* What to produce
Pick every line out of the entries below that has the string "type", and copy it.

Element data from apps and pages:
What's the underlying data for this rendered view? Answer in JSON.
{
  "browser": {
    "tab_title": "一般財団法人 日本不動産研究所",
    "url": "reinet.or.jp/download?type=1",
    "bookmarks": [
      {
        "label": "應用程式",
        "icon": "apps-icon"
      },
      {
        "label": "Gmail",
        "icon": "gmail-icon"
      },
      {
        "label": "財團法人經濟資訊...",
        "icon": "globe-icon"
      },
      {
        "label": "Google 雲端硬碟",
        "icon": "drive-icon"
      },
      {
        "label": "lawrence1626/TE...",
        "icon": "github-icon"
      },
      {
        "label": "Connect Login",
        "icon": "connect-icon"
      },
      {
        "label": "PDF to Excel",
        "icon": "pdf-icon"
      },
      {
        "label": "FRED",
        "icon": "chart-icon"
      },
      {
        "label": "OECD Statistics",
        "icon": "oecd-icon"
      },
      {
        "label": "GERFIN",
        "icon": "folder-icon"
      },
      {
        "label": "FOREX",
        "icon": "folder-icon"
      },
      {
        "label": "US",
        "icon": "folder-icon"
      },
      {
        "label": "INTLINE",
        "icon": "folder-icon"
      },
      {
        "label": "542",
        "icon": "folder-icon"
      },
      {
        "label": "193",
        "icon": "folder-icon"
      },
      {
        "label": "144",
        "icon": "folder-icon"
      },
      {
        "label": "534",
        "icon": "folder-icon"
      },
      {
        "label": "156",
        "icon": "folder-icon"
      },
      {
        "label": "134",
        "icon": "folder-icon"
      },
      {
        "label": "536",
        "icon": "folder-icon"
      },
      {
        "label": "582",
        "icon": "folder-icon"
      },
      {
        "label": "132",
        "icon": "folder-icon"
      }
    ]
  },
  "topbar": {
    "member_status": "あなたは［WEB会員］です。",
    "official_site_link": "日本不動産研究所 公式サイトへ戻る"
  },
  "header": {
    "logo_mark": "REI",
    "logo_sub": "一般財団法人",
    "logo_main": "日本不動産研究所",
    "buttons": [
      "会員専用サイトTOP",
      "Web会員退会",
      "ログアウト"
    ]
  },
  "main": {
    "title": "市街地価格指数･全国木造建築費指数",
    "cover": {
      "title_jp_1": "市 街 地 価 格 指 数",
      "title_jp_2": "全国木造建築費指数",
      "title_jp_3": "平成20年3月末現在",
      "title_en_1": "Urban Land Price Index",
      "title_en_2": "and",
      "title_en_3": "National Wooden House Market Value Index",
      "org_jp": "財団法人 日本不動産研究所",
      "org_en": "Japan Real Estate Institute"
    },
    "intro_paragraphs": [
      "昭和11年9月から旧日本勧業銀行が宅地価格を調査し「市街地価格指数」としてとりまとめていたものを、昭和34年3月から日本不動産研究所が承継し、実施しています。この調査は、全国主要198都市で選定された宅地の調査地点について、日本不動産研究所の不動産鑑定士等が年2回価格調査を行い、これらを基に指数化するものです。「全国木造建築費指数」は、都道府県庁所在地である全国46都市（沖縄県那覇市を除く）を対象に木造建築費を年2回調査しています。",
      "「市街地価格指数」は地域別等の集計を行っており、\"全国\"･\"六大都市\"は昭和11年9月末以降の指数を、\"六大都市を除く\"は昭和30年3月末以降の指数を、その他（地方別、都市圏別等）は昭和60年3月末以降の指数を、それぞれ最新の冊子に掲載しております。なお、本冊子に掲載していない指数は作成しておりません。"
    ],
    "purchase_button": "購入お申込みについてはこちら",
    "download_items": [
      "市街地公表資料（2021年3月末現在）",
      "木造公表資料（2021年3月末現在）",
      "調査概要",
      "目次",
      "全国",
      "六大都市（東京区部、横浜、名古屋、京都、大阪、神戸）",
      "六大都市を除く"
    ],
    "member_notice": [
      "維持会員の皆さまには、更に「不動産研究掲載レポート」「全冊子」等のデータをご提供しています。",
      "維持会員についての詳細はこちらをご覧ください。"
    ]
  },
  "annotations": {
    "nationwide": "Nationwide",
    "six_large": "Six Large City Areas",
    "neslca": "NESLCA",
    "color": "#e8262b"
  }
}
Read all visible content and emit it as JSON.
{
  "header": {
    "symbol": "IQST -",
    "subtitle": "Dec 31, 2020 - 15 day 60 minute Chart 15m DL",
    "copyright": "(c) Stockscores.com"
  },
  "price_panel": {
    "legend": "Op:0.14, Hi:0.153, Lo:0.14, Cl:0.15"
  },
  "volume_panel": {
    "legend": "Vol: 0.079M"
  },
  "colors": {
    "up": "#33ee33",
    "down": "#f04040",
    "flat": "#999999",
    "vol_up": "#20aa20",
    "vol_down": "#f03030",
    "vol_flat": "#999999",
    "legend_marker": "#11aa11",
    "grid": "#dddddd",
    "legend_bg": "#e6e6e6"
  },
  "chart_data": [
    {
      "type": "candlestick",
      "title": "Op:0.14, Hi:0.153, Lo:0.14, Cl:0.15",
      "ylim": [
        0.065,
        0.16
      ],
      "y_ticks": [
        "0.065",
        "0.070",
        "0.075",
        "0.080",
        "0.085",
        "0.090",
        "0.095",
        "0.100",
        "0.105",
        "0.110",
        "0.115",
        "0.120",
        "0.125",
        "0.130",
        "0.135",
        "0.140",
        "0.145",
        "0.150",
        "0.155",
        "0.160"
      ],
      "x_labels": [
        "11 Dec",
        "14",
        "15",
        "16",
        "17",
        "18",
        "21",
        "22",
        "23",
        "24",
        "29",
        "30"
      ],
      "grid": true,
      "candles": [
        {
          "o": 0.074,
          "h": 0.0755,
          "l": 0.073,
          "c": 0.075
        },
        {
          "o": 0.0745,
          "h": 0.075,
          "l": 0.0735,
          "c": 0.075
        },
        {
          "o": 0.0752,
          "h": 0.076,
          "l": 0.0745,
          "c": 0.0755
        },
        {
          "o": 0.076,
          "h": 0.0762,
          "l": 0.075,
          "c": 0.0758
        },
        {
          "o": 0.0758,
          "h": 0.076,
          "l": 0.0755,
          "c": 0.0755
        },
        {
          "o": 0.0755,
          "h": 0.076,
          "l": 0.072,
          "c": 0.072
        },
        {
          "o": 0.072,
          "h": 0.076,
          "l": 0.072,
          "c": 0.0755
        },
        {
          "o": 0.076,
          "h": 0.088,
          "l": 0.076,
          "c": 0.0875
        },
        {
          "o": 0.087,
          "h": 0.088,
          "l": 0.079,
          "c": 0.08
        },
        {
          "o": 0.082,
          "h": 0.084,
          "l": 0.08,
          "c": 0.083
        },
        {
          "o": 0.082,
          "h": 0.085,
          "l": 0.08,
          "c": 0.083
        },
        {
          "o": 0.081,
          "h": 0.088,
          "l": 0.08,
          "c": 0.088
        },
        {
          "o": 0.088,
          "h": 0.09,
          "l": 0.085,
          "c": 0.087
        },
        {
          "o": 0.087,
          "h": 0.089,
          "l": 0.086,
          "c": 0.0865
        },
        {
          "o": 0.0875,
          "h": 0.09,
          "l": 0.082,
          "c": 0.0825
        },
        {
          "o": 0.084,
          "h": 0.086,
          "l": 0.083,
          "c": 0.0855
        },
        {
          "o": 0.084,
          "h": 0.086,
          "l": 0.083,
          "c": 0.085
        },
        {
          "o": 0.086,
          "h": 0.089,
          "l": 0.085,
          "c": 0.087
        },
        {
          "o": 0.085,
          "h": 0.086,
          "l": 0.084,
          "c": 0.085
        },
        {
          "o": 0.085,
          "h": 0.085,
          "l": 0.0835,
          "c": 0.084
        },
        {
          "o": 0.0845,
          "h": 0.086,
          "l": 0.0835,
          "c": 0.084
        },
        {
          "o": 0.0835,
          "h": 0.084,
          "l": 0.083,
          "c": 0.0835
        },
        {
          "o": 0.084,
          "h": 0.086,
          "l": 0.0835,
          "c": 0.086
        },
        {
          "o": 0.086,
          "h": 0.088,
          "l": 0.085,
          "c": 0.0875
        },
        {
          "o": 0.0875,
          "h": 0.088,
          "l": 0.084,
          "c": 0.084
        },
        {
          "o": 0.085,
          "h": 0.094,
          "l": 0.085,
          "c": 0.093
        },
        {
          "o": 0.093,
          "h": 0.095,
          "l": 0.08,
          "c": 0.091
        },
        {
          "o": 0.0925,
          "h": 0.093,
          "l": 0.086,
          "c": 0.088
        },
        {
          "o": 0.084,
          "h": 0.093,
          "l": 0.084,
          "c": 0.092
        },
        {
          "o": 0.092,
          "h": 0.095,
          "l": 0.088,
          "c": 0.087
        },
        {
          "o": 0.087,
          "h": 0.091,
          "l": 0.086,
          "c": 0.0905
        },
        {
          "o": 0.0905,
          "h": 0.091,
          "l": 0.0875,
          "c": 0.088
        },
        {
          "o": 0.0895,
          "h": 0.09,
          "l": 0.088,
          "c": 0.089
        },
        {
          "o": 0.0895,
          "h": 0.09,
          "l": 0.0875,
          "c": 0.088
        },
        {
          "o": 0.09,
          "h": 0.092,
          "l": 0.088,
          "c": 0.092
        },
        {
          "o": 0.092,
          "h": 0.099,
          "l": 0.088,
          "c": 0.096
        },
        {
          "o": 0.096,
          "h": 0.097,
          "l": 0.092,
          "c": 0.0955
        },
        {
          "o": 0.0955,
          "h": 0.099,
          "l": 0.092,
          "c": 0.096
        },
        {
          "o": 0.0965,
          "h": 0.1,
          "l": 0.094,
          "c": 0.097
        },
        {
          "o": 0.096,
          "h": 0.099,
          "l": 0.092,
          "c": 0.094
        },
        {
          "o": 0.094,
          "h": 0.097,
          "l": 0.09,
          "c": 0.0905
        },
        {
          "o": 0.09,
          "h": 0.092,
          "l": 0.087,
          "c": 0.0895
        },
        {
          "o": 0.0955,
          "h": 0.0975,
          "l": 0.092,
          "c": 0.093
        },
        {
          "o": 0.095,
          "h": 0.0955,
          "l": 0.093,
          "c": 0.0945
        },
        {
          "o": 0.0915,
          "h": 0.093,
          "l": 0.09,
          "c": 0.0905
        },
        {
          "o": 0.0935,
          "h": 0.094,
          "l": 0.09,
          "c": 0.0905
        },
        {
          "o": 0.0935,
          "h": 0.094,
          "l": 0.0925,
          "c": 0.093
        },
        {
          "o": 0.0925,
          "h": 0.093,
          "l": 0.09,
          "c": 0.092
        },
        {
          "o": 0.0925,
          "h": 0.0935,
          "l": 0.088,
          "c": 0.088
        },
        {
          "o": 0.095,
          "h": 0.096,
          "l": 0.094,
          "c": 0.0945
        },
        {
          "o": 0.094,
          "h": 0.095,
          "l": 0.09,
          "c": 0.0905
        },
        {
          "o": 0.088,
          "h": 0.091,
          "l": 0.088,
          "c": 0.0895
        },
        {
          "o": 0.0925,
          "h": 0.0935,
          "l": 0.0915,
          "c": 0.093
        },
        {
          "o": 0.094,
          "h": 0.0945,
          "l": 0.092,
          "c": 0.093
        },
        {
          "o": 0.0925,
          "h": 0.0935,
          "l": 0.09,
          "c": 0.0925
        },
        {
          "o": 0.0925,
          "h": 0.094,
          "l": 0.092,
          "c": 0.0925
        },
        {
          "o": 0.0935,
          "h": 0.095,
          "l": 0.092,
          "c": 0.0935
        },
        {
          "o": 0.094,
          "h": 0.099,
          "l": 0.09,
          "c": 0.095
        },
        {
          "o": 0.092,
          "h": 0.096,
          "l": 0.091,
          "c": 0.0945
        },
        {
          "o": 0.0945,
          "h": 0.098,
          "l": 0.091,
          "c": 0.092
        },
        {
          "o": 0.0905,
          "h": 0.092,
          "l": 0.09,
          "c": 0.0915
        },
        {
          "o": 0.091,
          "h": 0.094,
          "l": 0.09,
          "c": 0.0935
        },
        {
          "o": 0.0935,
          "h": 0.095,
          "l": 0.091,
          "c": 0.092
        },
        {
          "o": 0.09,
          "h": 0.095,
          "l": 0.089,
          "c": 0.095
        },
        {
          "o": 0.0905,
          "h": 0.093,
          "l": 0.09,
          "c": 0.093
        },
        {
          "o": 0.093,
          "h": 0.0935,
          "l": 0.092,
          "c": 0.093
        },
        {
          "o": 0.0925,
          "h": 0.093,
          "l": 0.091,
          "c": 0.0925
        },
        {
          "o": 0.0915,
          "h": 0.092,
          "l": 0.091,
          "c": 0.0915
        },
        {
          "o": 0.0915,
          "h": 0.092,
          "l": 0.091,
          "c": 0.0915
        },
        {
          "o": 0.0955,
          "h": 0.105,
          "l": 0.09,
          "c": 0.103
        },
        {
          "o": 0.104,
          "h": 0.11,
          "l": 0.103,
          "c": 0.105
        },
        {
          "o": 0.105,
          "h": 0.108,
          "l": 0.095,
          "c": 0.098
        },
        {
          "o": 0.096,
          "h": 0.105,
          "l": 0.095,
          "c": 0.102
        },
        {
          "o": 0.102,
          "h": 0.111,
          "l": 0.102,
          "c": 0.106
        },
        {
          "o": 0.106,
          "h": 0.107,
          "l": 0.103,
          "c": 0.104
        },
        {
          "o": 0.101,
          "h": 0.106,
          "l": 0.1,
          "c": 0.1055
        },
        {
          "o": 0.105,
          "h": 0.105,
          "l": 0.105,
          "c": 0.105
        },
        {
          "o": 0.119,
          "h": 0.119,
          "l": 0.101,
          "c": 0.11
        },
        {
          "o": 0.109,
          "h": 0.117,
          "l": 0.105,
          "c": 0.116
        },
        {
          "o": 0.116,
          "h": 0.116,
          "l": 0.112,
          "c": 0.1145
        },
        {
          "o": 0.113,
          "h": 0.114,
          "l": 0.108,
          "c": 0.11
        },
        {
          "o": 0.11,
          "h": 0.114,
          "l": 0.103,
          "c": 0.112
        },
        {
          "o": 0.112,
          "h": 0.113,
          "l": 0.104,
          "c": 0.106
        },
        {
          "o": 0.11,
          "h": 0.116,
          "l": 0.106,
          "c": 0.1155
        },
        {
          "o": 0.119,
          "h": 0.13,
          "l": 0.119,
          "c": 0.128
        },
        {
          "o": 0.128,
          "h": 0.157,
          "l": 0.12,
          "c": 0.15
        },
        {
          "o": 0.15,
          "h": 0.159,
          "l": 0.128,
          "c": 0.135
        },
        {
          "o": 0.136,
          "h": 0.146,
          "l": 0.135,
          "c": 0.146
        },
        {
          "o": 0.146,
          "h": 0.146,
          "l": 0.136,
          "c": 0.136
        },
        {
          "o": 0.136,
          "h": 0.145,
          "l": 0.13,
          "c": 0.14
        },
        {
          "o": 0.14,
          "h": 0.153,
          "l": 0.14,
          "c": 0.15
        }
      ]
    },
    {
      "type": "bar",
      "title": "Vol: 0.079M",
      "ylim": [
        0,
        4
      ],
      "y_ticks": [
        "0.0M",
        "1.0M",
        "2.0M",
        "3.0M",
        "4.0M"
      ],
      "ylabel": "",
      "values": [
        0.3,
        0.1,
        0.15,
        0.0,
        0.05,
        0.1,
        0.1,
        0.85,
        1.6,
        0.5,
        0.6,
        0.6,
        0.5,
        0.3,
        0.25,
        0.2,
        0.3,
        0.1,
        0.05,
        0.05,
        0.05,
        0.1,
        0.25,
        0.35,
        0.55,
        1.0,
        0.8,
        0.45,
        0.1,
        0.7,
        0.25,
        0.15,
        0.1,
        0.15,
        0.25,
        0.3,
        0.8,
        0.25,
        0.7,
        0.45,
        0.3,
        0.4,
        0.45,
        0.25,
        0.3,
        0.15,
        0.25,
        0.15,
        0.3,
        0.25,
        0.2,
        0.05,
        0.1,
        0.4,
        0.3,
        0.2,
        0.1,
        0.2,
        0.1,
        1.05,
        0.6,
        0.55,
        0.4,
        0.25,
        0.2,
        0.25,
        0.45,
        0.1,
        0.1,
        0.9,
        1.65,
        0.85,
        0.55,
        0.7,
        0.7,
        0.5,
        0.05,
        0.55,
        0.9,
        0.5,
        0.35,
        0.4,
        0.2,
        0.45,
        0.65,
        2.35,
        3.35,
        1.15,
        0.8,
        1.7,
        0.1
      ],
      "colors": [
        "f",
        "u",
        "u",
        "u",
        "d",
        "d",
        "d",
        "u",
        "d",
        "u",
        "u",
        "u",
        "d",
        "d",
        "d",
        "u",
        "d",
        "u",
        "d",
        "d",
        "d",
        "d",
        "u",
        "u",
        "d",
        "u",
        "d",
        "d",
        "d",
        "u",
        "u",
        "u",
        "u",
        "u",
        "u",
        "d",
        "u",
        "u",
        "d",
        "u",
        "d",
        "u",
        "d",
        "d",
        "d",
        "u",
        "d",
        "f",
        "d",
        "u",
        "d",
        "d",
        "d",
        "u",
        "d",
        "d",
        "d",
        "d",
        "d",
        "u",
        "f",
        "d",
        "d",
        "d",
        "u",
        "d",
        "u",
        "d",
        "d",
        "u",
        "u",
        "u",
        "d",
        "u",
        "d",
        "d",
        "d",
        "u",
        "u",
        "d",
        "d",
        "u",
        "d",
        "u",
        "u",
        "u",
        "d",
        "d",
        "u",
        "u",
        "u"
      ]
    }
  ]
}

* Completed exercise
    "url": "reinet.or.jp/download?type=1",
      "type": "candlestick",
      "type": "bar",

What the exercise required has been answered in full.